This is a magic moment, a holy one.

My husband is driving home and my daughter is cleaning her room and my boy is curled up on my bed with a slight fever. It’s just me out here on this porch marveling at the thick band of sunset that dances on the mountaintops.

I’m struck again at the beauty of the empty trees — trees that bear no leaves, no evidence of their fruitfulness. Just twisted trunks and spindly limbs intertwining in a stunning silhouette against a milky blue sky. As I sit and listen to the distant hum and watch the sun fade, the stillness of the emptiness is achingly beautiful.

I only see these mountaintops in the winter — when the leaves have fallen into soft piles at my feet. I only see these mountaintops and this thick band of sunset when the limbs stop trying to hang onto that which needs to fall. And through the twisted and spindly silhouette, I see majesty and beauty and am in awe.


The ashes at my feet have been replaced with a crown of beauty on the mountaintops — bigger and grander than the leaves the trees themselves bore the rest of the year.

This stillness — here on this porch, watching this sunset through these silhouettes — this stillness is deafening. Not the silence, but the stillness. There is no breeze, no wind. No leaves raining down like snow as it has most other days. Just tall, stoic, empty and bare trees that almost seem to be afraid to breathe for fear that something else will be taken from them…they feel poured out.

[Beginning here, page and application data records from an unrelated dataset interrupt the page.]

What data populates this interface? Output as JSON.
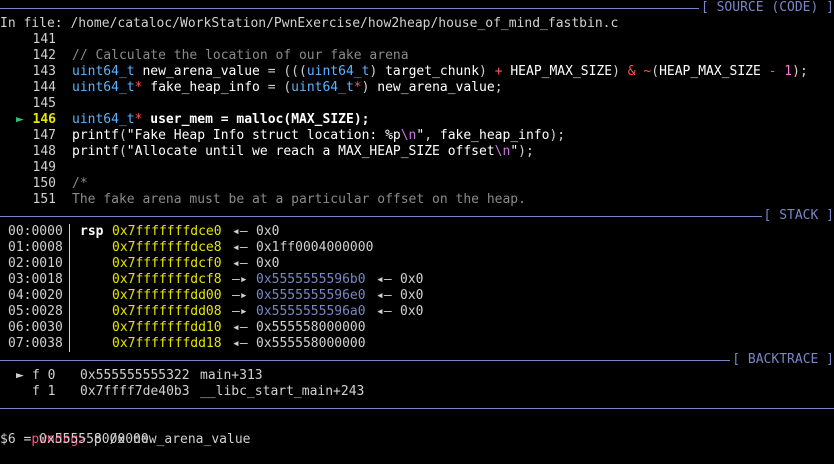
{
  "source": {
    "title": "[ SOURCE (CODE) ]",
    "file_label": "In file: /home/cataloc/WorkStation/PwnExercise/how2heap/house_of_mind_fastbin.c",
    "current_marker": "►",
    "lines": [
      {
        "num": "141",
        "text": ""
      },
      {
        "num": "142",
        "text": "// Calculate the location of our fake arena"
      },
      {
        "num": "143",
        "text": "uint64_t new_arena_value = (((uint64_t) target_chunk) + HEAP_MAX_SIZE) & ~(HEAP_MAX_SIZE - 1);"
      },
      {
        "num": "144",
        "text": "uint64_t* fake_heap_info = (uint64_t*) new_arena_value;"
      },
      {
        "num": "145",
        "text": ""
      },
      {
        "num": "146",
        "text": "uint64_t* user_mem = malloc(MAX_SIZE);"
      },
      {
        "num": "147",
        "text": "printf(\"Fake Heap Info struct location: %p\\n\", fake_heap_info);"
      },
      {
        "num": "148",
        "text": "printf(\"Allocate until we reach a MAX_HEAP_SIZE offset\\n\");"
      },
      {
        "num": "149",
        "text": ""
      },
      {
        "num": "150",
        "text": "/*"
      },
      {
        "num": "151",
        "text": "The fake arena must be at a particular offset on the heap."
      }
    ]
  },
  "stack": {
    "title": "[ STACK ]",
    "rows": [
      {
        "offset": "00:0000",
        "reg": "rsp",
        "addr": "0x7fffffffdce0",
        "arrow": "◂—",
        "value": "0x0",
        "ptr": false,
        "arrow2": "",
        "value2": ""
      },
      {
        "offset": "01:0008",
        "reg": "",
        "addr": "0x7fffffffdce8",
        "arrow": "◂—",
        "value": "0x1ff0004000000",
        "ptr": false,
        "arrow2": "",
        "value2": ""
      },
      {
        "offset": "02:0010",
        "reg": "",
        "addr": "0x7fffffffdcf0",
        "arrow": "◂—",
        "value": "0x0",
        "ptr": false,
        "arrow2": "",
        "value2": ""
      },
      {
        "offset": "03:0018",
        "reg": "",
        "addr": "0x7fffffffdcf8",
        "arrow": "—▸",
        "value": "0x5555555596b0",
        "ptr": true,
        "arrow2": "◂—",
        "value2": "0x0"
      },
      {
        "offset": "04:0020",
        "reg": "",
        "addr": "0x7fffffffdd00",
        "arrow": "—▸",
        "value": "0x5555555596e0",
        "ptr": true,
        "arrow2": "◂—",
        "value2": "0x0"
      },
      {
        "offset": "05:0028",
        "reg": "",
        "addr": "0x7fffffffdd08",
        "arrow": "—▸",
        "value": "0x5555555596a0",
        "ptr": true,
        "arrow2": "◂—",
        "value2": "0x0"
      },
      {
        "offset": "06:0030",
        "reg": "",
        "addr": "0x7fffffffdd10",
        "arrow": "◂—",
        "value": "0x555558000000",
        "ptr": false,
        "arrow2": "",
        "value2": ""
      },
      {
        "offset": "07:0038",
        "reg": "",
        "addr": "0x7fffffffdd18",
        "arrow": "◂—",
        "value": "0x555558000000",
        "ptr": false,
        "arrow2": "",
        "value2": ""
      }
    ]
  },
  "backtrace": {
    "title": "[ BACKTRACE ]",
    "frames": [
      {
        "marker": "►",
        "frame": "f 0",
        "addr": "0x555555555322",
        "sym": "main+313"
      },
      {
        "marker": "",
        "frame": "f 1",
        "addr": "0x7ffff7de40b3",
        "sym": "__libc_start_main+243"
      }
    ]
  },
  "console": {
    "prompt": "pwndbg>",
    "command": " p /x new_arena_value",
    "output": "$6 = 0x555558000000"
  },
  "colors": {
    "background": "#000000",
    "separator": "#7a86c6",
    "address": "#e6e600",
    "type": "#5ab4ff",
    "prompt": "#ff4f8b"
  }
}
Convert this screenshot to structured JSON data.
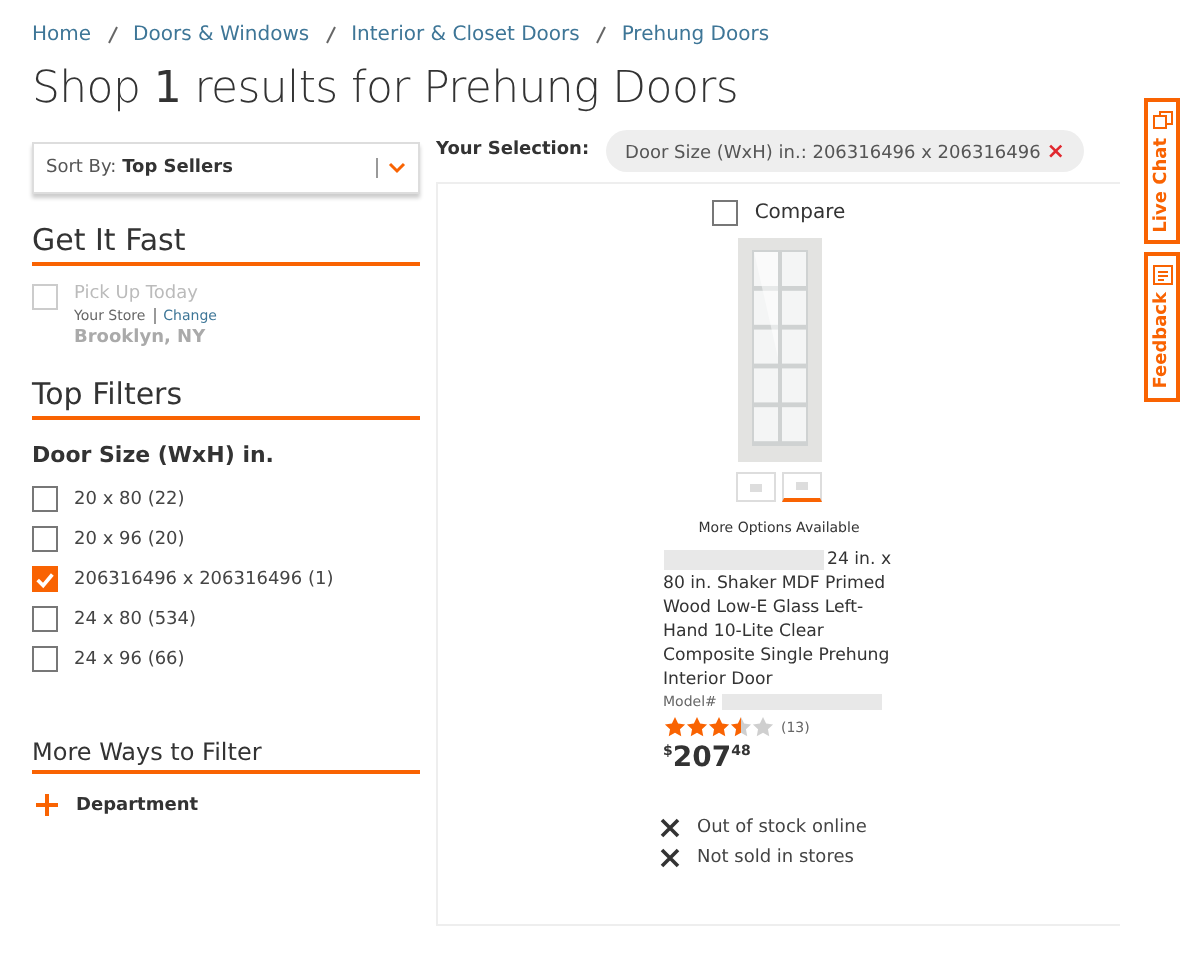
{
  "breadcrumbs": [
    "Home",
    "Doors & Windows",
    "Interior & Closet Doors",
    "Prehung Doors"
  ],
  "heading": "Shop **1** results for Prehung Doors",
  "sort": {
    "label": "Sort By:",
    "value": "Top Sellers"
  },
  "get_it_fast": {
    "title": "Get It Fast",
    "option": {
      "label": "Pick Up Today",
      "checked": false,
      "disabled": true
    },
    "store_label": "Your Store",
    "change_link": "Change",
    "store": "Brooklyn, NY"
  },
  "top_filters": {
    "title": "Top Filters",
    "group": "Door Size (WxH) in.",
    "options": [
      {
        "label": "20 x 80 (22)",
        "checked": false
      },
      {
        "label": "20 x 96 (20)",
        "checked": false
      },
      {
        "label": "206316496 x 206316496 (1)",
        "checked": true
      },
      {
        "label": "24 x 80 (534)",
        "checked": false
      },
      {
        "label": "24 x 96 (66)",
        "checked": false
      }
    ]
  },
  "more_ways": {
    "title": "More Ways to Filter",
    "items": [
      "Department"
    ]
  },
  "selection": {
    "label": "Your Selection:",
    "chip": "Door Size (WxH) in.: 206316496 x 206316496",
    "remove": "×"
  },
  "product": {
    "compare": {
      "label": "Compare",
      "checked": false
    },
    "thumbnails": [
      {
        "selected": false
      },
      {
        "selected": true
      }
    ],
    "more_options": "More Options Available",
    "title": "24 in. x 80 in. Shaker MDF Primed Wood Low-E Glass Left-Hand 10-Lite Clear Composite Single Prehung Interior Door",
    "model_label": "Model#",
    "stars": 3.5,
    "reviews": "(13)",
    "price": {
      "currency": "$",
      "dollars": "207",
      "cents": "48"
    },
    "availability": [
      "Out of stock online",
      "Not sold in stores"
    ]
  },
  "side_tabs": [
    "Live Chat",
    "Feedback"
  ]
}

I think we’re the trees, yet we’re trying to be the mountaintops. I think we try to be majestic and beautiful and awe-inspiring for God, when we’re really supposed to be twisted and spindly and empty…so that through us others can see. I think we mourn the falling of our own leaves and fruit — but yet when they’re gone, it allows God to be seen through our silhouette. We’re evidence of creation, but we wave our leaves and obstruct the view of the Creator Himself.

I think we’re the trees.

Winter creeps in and whisks everything off limbs and we feel poured out. We feel poured out and empty and we hold our breath for fear that something else will be taken from us. We stubbornly grasp at single leaves that remain on our spindly limbs, unwilling to let the gentle breeze of the Spirit blow it off so new growth will soon come.

We try to be mountaintops; I don’t want to be a mountaintop anymore.

This stillness is deafening. The stillness of stopping and grabbing The Moment that’s been extended out to you unexpectedly — the one that crops up when your daughter is cleaning her room and your boy is curled up on your bed with a slight fever. The stillness of seeing the beauty in the bare, seeing through the bare and off into the distance.

It’s deafening.

Because when you stop to listen in the stillness, God’s presence is so thick you can’t hear anything but majesty and beauty and awe.

It is a magic moment, a holy one.

We are the trees.